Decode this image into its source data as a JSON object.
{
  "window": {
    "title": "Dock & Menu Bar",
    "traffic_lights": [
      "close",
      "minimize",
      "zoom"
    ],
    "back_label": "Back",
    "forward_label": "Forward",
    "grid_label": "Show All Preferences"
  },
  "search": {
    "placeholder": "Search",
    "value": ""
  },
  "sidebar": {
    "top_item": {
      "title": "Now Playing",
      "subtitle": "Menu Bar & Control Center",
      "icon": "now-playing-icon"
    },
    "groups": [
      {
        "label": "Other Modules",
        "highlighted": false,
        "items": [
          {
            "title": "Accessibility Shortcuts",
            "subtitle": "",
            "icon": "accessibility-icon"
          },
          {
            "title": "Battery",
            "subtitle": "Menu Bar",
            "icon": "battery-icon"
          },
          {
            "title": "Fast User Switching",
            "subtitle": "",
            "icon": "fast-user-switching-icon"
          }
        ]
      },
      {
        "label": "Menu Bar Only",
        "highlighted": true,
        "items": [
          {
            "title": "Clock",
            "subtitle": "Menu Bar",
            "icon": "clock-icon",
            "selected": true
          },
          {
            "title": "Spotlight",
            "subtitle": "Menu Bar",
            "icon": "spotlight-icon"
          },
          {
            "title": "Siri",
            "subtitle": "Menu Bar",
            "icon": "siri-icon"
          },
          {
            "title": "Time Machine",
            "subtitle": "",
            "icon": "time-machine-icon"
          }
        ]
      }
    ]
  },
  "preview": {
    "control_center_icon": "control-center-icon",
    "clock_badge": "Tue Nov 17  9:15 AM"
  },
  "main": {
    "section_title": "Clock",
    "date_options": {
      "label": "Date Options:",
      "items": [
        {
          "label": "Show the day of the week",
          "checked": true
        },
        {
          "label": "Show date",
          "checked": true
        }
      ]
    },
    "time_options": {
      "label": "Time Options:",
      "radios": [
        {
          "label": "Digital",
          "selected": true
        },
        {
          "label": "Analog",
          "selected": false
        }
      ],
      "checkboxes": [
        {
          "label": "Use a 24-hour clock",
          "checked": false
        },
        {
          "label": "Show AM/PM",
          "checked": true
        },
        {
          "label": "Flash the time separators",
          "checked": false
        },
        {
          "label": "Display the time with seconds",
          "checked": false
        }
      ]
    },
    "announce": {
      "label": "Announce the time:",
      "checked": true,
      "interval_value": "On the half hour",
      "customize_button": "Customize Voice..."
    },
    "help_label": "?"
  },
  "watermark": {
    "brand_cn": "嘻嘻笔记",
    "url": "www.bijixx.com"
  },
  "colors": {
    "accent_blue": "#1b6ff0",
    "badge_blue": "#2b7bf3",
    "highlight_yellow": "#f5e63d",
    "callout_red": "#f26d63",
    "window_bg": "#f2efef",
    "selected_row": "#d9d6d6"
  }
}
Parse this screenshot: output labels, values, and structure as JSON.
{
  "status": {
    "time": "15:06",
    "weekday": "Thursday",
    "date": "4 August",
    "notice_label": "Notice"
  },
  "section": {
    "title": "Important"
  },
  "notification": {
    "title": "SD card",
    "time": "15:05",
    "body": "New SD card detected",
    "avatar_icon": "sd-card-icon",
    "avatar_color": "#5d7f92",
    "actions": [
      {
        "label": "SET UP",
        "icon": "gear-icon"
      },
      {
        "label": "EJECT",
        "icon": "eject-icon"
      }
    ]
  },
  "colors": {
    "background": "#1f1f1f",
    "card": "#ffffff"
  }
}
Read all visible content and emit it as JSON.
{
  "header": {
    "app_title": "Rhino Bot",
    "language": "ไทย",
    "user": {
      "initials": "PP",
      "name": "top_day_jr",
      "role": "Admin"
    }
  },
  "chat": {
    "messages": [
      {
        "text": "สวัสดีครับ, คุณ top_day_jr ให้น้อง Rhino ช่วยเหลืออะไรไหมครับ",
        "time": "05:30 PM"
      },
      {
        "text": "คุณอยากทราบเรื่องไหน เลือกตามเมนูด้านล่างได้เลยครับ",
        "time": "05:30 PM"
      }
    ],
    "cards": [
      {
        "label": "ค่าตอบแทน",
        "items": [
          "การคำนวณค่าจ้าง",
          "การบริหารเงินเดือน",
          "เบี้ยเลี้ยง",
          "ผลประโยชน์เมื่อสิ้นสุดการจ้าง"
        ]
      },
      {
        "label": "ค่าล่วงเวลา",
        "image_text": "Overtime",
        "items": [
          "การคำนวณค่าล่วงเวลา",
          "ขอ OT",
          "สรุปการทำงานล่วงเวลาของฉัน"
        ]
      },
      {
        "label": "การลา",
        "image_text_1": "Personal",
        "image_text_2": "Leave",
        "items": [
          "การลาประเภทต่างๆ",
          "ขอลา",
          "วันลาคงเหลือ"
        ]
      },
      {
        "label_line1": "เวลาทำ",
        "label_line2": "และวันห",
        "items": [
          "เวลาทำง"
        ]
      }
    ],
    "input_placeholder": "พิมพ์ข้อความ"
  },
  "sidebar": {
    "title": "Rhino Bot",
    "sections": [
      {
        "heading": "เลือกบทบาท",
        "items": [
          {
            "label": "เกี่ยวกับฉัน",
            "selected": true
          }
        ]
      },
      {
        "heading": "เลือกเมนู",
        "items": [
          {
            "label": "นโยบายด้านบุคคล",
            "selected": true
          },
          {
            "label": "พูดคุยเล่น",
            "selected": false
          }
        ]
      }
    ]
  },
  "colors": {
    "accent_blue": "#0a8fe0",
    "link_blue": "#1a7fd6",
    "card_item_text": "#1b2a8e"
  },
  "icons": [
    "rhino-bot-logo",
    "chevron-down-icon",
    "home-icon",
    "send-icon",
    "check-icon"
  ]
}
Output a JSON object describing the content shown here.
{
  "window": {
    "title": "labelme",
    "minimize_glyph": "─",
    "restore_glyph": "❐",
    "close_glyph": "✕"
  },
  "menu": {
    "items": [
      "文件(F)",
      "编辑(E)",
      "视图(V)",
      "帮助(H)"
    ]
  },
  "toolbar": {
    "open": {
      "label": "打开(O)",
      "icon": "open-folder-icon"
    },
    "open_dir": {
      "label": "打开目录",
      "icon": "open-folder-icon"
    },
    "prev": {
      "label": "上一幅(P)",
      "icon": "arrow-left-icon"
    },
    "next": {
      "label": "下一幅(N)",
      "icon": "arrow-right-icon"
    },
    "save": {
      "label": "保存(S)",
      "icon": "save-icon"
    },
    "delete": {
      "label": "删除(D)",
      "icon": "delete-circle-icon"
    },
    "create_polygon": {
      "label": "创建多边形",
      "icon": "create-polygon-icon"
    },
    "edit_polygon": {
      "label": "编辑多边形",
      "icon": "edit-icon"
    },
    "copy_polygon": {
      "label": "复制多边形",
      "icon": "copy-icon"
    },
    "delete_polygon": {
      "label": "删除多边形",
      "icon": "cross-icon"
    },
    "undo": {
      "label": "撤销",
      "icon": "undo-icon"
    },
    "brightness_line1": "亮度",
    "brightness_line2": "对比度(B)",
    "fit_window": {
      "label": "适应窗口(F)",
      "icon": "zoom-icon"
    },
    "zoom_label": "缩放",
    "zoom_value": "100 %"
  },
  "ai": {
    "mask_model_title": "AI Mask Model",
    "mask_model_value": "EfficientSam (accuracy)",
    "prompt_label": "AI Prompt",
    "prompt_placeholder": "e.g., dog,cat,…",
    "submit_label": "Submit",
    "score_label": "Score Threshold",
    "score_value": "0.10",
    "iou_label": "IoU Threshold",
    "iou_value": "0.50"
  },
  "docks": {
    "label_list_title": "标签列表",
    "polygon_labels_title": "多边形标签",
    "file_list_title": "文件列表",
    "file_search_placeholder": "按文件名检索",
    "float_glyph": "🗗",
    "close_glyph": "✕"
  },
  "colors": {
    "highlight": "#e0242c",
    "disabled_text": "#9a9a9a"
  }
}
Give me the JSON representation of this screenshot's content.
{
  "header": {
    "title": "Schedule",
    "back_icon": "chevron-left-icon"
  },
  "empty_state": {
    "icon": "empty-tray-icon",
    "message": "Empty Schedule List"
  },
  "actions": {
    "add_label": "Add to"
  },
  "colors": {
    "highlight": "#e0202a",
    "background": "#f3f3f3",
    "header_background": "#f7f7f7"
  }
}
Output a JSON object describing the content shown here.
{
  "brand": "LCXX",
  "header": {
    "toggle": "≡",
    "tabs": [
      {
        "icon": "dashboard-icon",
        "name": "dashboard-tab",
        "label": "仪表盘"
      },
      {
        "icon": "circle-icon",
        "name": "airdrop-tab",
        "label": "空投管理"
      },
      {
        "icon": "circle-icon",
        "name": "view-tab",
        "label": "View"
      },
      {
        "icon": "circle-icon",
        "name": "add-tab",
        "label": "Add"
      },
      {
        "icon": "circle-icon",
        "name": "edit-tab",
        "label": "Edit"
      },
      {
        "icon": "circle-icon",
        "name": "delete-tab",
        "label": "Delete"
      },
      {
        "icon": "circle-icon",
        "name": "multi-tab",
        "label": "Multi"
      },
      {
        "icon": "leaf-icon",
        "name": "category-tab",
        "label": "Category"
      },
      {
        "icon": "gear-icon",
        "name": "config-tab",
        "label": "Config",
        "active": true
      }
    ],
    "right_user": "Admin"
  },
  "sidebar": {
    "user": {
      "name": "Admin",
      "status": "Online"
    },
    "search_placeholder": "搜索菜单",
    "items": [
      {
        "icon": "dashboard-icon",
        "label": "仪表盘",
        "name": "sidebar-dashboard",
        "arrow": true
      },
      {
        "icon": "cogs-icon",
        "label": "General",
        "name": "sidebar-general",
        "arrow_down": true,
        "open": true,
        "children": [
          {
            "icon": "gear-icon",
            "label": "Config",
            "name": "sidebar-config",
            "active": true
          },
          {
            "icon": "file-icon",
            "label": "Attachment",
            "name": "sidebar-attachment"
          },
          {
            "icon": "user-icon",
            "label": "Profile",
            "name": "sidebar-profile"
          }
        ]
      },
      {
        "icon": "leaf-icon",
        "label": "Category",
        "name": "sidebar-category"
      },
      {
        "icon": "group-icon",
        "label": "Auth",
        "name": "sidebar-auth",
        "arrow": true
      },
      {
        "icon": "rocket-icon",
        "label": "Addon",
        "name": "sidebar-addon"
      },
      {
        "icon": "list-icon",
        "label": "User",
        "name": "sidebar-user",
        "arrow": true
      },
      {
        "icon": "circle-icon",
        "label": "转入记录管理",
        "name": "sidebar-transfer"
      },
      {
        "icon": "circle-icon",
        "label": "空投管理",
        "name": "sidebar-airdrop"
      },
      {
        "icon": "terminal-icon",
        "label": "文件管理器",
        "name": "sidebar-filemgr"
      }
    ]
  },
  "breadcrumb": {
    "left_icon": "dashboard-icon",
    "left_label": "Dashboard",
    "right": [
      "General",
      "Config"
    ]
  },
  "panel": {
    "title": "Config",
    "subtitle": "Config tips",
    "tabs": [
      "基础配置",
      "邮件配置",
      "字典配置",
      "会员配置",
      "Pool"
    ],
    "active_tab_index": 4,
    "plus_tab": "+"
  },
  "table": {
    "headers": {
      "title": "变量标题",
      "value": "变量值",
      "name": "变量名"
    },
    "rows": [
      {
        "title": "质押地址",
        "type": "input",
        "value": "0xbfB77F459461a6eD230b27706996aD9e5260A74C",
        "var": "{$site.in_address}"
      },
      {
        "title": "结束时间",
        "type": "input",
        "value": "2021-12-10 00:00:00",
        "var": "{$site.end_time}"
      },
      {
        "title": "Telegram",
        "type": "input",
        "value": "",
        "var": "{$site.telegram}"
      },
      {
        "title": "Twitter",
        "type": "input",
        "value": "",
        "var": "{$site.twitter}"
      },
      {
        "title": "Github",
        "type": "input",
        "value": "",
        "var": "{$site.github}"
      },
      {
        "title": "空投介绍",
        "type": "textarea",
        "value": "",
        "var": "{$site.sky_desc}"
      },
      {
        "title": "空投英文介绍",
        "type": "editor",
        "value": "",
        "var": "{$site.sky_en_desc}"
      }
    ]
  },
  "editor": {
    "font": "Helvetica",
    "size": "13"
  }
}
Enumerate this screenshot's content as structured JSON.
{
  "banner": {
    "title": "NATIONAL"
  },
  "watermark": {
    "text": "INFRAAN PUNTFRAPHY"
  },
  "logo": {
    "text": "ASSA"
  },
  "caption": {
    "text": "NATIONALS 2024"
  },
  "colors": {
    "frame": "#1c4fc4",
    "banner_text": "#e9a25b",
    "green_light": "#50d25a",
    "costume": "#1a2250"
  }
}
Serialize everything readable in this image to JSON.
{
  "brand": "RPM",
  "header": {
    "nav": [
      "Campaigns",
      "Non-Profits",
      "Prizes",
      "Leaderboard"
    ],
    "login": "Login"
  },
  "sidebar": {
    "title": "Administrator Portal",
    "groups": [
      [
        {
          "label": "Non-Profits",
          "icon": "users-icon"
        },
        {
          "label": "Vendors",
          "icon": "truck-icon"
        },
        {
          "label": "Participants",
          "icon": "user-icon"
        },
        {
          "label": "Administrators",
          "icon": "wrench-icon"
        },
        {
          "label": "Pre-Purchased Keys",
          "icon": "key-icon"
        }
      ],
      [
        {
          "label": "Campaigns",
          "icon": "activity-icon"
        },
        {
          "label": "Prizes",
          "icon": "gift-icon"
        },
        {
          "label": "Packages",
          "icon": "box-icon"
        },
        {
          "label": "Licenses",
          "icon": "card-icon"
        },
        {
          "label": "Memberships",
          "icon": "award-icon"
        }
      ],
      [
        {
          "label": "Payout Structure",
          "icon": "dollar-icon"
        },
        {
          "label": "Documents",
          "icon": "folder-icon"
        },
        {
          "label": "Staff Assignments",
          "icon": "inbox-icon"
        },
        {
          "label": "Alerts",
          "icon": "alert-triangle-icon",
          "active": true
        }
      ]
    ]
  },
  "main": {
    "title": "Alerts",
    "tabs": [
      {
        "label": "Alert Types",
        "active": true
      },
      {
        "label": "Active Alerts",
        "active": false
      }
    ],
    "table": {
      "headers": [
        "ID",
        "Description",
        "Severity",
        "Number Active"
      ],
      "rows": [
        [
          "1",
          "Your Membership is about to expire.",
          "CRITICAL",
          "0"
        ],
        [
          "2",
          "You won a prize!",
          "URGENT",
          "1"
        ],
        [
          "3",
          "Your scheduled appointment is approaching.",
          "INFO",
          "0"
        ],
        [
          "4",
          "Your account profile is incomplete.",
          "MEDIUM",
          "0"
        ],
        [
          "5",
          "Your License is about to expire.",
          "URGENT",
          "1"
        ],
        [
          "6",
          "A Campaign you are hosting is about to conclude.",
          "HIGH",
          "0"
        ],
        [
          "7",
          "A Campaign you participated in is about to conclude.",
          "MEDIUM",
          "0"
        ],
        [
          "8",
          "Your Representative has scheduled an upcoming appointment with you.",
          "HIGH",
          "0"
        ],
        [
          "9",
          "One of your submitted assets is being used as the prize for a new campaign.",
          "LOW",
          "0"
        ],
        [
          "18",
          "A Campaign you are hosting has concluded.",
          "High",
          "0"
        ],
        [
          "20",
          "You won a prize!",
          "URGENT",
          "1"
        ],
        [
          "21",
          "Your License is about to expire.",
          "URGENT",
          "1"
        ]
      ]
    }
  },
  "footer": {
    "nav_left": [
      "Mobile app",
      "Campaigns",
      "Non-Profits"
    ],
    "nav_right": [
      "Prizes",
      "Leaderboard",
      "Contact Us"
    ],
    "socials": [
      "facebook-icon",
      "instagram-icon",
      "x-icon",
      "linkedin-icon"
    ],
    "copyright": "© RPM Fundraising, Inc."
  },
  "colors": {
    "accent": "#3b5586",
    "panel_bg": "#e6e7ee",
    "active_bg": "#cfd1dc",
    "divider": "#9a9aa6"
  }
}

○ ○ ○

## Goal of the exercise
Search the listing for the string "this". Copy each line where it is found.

## Final answer
Decode this image into its source data as a JSON object.
Parse this screenshot: output labels, values, and structure as JSON.
Give me the JSON representation of this screenshot's content.
Enumerate this screenshot's content as structured JSON.
Serialize everything readable in this image to JSON.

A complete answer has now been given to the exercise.